The đồng is among the steadiest currencies in ASEAN. — VNA/VNS Photo
HÀ NỘI — The US is refraining from labelling Việt Nam a currency manipulator based on new data the country had provided to the Treasury Department, Bloomberg reported late last week, citing a person familiar with the matter.
Earlier, it was reported that Việt Nam had been at risk of the designation amid plans by President Donald Trump’s administration to lower the threshold for labelling potential manipulators.
The latest news came after in recent weeks, Việt Nam provided additional data aimed at showing the US Treasury it wasn’t holding down the value of the Vietnamese đồng.
Vietnamese Deputy Prime Minister and Minister of Foreign Affairs Phạm Bình Minh visited Washington on May 22-23, where he met with a number of US officials, including Treasury Secretary Steven Mnuchin last Thursday.

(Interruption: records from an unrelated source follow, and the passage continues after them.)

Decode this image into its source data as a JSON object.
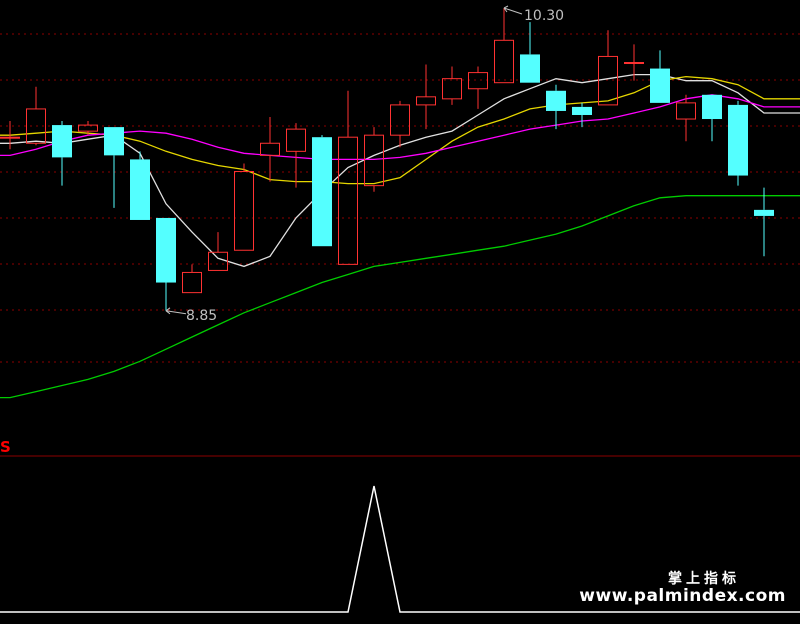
{
  "colors": {
    "background": "#000000",
    "up_candle": "#ff3232",
    "down_candle": "#54ffff",
    "grid": "#8b0000",
    "ma_white": "#e0e0e0",
    "ma_yellow": "#e5d600",
    "ma_magenta": "#ff00ff",
    "ma_green": "#00cc00",
    "indicator_line": "#ffffff",
    "label_text": "#c0c0c0",
    "panel_separator": "#8b0000",
    "indicator_marker": "#ff0000"
  },
  "labels": {
    "high_label": "10.30",
    "low_label": "8.85",
    "indicator_marker": "S"
  },
  "watermark": {
    "chinese": "掌上指标",
    "url": "www.palmindex.com"
  },
  "chart_data": [
    {
      "type": "candlestick",
      "price_range": [
        8.21,
        10.35
      ],
      "candles": [
        {
          "o": 9.71,
          "c": 9.71,
          "h": 9.79,
          "l": 9.65
        },
        {
          "o": 9.68,
          "c": 9.85,
          "h": 9.96,
          "l": 9.67
        },
        {
          "o": 9.77,
          "c": 9.61,
          "h": 9.79,
          "l": 9.47
        },
        {
          "o": 9.74,
          "c": 9.77,
          "h": 9.79,
          "l": 9.72
        },
        {
          "o": 9.76,
          "c": 9.62,
          "h": 9.76,
          "l": 9.36
        },
        {
          "o": 9.6,
          "c": 9.3,
          "h": 9.64,
          "l": 9.3
        },
        {
          "o": 9.31,
          "c": 8.99,
          "h": 9.31,
          "l": 8.85
        },
        {
          "o": 8.94,
          "c": 9.04,
          "h": 9.08,
          "l": 8.94
        },
        {
          "o": 9.05,
          "c": 9.14,
          "h": 9.24,
          "l": 9.05
        },
        {
          "o": 9.15,
          "c": 9.54,
          "h": 9.58,
          "l": 9.15
        },
        {
          "o": 9.62,
          "c": 9.68,
          "h": 9.81,
          "l": 9.49
        },
        {
          "o": 9.64,
          "c": 9.75,
          "h": 9.78,
          "l": 9.46
        },
        {
          "o": 9.71,
          "c": 9.17,
          "h": 9.72,
          "l": 9.17
        },
        {
          "o": 9.08,
          "c": 9.71,
          "h": 9.94,
          "l": 9.08
        },
        {
          "o": 9.47,
          "c": 9.72,
          "h": 9.76,
          "l": 9.44
        },
        {
          "o": 9.72,
          "c": 9.87,
          "h": 9.89,
          "l": 9.66
        },
        {
          "o": 9.87,
          "c": 9.91,
          "h": 10.07,
          "l": 9.75
        },
        {
          "o": 9.9,
          "c": 10.0,
          "h": 10.06,
          "l": 9.87
        },
        {
          "o": 9.95,
          "c": 10.03,
          "h": 10.06,
          "l": 9.85
        },
        {
          "o": 9.98,
          "c": 10.19,
          "h": 10.35,
          "l": 9.98
        },
        {
          "o": 10.12,
          "c": 9.98,
          "h": 10.28,
          "l": 9.98
        },
        {
          "o": 9.94,
          "c": 9.84,
          "h": 9.97,
          "l": 9.75
        },
        {
          "o": 9.86,
          "c": 9.82,
          "h": 9.88,
          "l": 9.76
        },
        {
          "o": 9.87,
          "c": 10.11,
          "h": 10.24,
          "l": 9.87
        },
        {
          "o": 10.08,
          "c": 10.08,
          "h": 10.17,
          "l": 9.99
        },
        {
          "o": 10.05,
          "c": 9.88,
          "h": 10.14,
          "l": 9.88
        },
        {
          "o": 9.8,
          "c": 9.88,
          "h": 9.92,
          "l": 9.69
        },
        {
          "o": 9.92,
          "c": 9.8,
          "h": 9.92,
          "l": 9.69
        },
        {
          "o": 9.87,
          "c": 9.52,
          "h": 9.89,
          "l": 9.47
        },
        {
          "o": 9.35,
          "c": 9.32,
          "h": 9.46,
          "l": 9.12
        }
      ],
      "moving_averages": [
        {
          "color_key": "ma_white",
          "values": [
            9.68,
            9.69,
            9.68,
            9.7,
            9.72,
            9.63,
            9.38,
            9.24,
            9.11,
            9.07,
            9.12,
            9.31,
            9.44,
            9.56,
            9.62,
            9.67,
            9.71,
            9.74,
            9.82,
            9.9,
            9.95,
            10.0,
            9.98,
            10.0,
            10.02,
            10.02,
            9.99,
            9.99,
            9.93,
            9.83
          ]
        },
        {
          "color_key": "ma_yellow",
          "values": [
            9.72,
            9.73,
            9.74,
            9.73,
            9.72,
            9.69,
            9.64,
            9.6,
            9.57,
            9.55,
            9.5,
            9.49,
            9.49,
            9.48,
            9.48,
            9.51,
            9.6,
            9.69,
            9.76,
            9.8,
            9.85,
            9.87,
            9.88,
            9.89,
            9.93,
            9.99,
            10.01,
            10.0,
            9.97,
            9.9
          ]
        },
        {
          "color_key": "ma_magenta",
          "values": [
            9.62,
            9.65,
            9.69,
            9.72,
            9.73,
            9.74,
            9.73,
            9.7,
            9.66,
            9.63,
            9.62,
            9.61,
            9.6,
            9.6,
            9.6,
            9.61,
            9.63,
            9.66,
            9.69,
            9.72,
            9.75,
            9.77,
            9.79,
            9.8,
            9.83,
            9.86,
            9.9,
            9.92,
            9.9,
            9.86
          ]
        },
        {
          "color_key": "ma_green",
          "values": [
            8.42,
            8.45,
            8.48,
            8.51,
            8.55,
            8.6,
            8.66,
            8.72,
            8.78,
            8.84,
            8.89,
            8.94,
            8.99,
            9.03,
            9.07,
            9.09,
            9.11,
            9.13,
            9.15,
            9.17,
            9.2,
            9.23,
            9.27,
            9.32,
            9.37,
            9.41,
            9.42,
            9.42,
            9.42,
            9.42
          ]
        }
      ]
    },
    {
      "type": "line",
      "series": [
        {
          "color_key": "indicator_line",
          "values": [
            0,
            0,
            0,
            0,
            0,
            0,
            0,
            0,
            0,
            0,
            0,
            0,
            0,
            0,
            1,
            0,
            0,
            0,
            0,
            0,
            0,
            0,
            0,
            0,
            0,
            0,
            0,
            0,
            0,
            0
          ]
        }
      ],
      "ylim": [
        0,
        1
      ]
    }
  ]
}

According to a statement by the Vietnamese Ministry of Foreign Affairs, at the meeting with Minh, Mnuchin said trade and investment was one of the key pillars in their bilateral relations, and hailed Việt Nam for sharing more information and tackling pressing economic and financial issues.
The US Treasury issues a report twice annually on foreign currencies. In the latest report, the number of countries under scrutiny for possible manipulation rose to about 20 from 12 after the Treasury altered one of the three criteria it uses to look for manipulation.
Previously, one of Treasury’s triggers to examine currency manipulation was a current account surplus - the difference between the amount a country exports and imports - of 3 per cent of gross domestic product. For the current report, it lowered the threshold to 2 per cent.
Besides the current account surplus criteria, the others are a bilateral goods trade surplus with the US of at least US$20 billion; and intervention in the foreign-exchange market that exceeds at least 2 per cent of GDP.
Experts believed that it would be unfair to label Việt Nam a currency manipulator as the country has never deliberately devalued its currency to gain a competitive export edge.
According to Professor Trần Ngọc Thơ from the Hồ Chí Minh City University of Economics, at this time in 2018, Việt Nam's foreign exchange reserves were $63.5 billion. After the State Bank of Việt Nam (SBV) sold foreign currency to intervene in the market, the amount fell to only $59 billion. From the beginning of 2019 until now, the SBV had bought a net amount of $5 billion. Thus, after a year, the reserve had remained unchanged, standing at approximately $63 billion.
This data showed that the SBV's forex market interventions were quite balanced, Thơ explained, adding that the move aimed only to ease exchange rate instability in the local market, rather than create an advantage for exports.
Even as an export-oriented economy, Việt Nam’s primary goal is to keep the đồng stable. The đồng is among the steadiest currencies in ASEAN, having gone up by 0.21 per cent in 2017 and down by only 2.14 per cent in 2018, while other currencies went through extreme volatility.
Reports from the International Monetary Fund on REFR (real effective exchange rate - a measure of the value of a currency against a weighted average of several foreign currencies) released in July last year also showed that compared to a basket of strong foreign currencies and the dollar, the đồng was still overvalued, not devaluing to support exports, Thơ said.
According to the expert, devaluations of the đồng had more negative impacts to Việt Nam than positive outcomes for local stock markets, exchange rates and investment flow. — VNS